It is not normal to undertake any tests of the service installations during the site inspection, particularly services related to fire detection, alarms or firefighting/suppression. Assessments of serviceability are usually done through a review of the statutory documents, which should be held as part of the onsite as-built file, or provided by the client. Where there are copies of current, up-to-date maintenance reports or test certificates, RICS members should review these and report any comments or findings. If further clarification is required to understand or explain the information included in technical documents, RICS members should recommend further investigation or analysis from a suitably qualified expert (as detailed in section 3.6).

 

When advising on remedial works, members should consider the most appropriate repair in the best interests of the building to establish the best possible solutions. Unless otherwise instructed by the client, RICS members may later amend the findings or recommendations following discussion with the client, which can be documented in the report.
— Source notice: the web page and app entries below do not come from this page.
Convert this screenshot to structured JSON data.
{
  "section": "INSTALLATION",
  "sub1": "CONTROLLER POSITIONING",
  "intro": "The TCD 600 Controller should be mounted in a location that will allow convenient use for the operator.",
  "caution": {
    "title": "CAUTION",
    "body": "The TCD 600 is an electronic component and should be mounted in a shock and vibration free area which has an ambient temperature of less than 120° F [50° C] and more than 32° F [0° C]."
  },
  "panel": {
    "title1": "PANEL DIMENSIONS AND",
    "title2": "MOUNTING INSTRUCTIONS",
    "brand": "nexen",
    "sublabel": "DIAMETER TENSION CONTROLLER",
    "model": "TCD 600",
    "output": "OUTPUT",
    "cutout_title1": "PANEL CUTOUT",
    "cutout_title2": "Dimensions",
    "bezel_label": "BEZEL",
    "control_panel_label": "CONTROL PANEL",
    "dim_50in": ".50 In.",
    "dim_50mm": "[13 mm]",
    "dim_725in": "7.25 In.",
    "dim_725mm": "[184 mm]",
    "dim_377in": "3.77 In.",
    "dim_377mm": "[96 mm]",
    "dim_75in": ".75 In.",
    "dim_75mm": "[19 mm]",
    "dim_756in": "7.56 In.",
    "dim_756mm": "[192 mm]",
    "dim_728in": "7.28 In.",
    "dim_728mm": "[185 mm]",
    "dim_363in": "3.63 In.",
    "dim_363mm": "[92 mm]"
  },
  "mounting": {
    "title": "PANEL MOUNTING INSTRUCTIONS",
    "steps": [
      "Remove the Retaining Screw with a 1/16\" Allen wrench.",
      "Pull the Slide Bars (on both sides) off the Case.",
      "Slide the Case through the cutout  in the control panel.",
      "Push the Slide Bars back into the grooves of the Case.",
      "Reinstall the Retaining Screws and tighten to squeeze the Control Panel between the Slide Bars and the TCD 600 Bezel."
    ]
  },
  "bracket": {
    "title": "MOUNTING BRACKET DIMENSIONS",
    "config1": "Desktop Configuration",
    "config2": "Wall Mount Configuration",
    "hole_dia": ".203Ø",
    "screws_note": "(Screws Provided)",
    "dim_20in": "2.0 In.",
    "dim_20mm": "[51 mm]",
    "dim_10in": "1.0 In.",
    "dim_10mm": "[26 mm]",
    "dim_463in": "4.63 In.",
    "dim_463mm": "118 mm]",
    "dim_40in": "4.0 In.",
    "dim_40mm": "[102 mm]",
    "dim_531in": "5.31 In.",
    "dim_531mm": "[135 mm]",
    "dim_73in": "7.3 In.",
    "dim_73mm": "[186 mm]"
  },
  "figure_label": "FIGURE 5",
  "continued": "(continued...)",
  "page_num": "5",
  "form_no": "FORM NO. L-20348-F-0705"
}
Concerning fire engineering, RICS members are not expected to take on the role of a qualified fire safety engineer or specialist. As part of the legal/technical document review, RICS members should establish whether there are any acceptance reports from the initial design team or relevant authorities or fire risk assessments confirming compliance of the premises with fire regulations. During the visual inspection, RICS members should note any evidence of alterations to the structure and its protection that may compromise resistance to fire. This could include the protection for steel structural components where this is evident.

RICS members should note the presence of potentially deleterious materials, including asbestos containing materials, composite cladding, aluminium composite materials and high pressure laminate (HPL). RICS members should review O&M manuals and discuss with manufacturers to ensure these materials are being used appropriately.

For the decoration of internal and external building elements, RICS members should consider the use of the building and the amount of wear the elements will receive, as well as the client's standard of decorative repair and the budget allowance for decorations. Occupational agreements may impose decoration intervals on occupiers and landlords.

Typically, PPM reports that cover periods of 5-10 years will not include day-to-day maintenance, testing, cleaning or security. The client may have separate annual PPM reports covering these maintenance items, often provided by a facilities/maintenance contractor. It may be applicable to include an overall cost of these services within a long-term PPM report for accountancy/service charge purposes.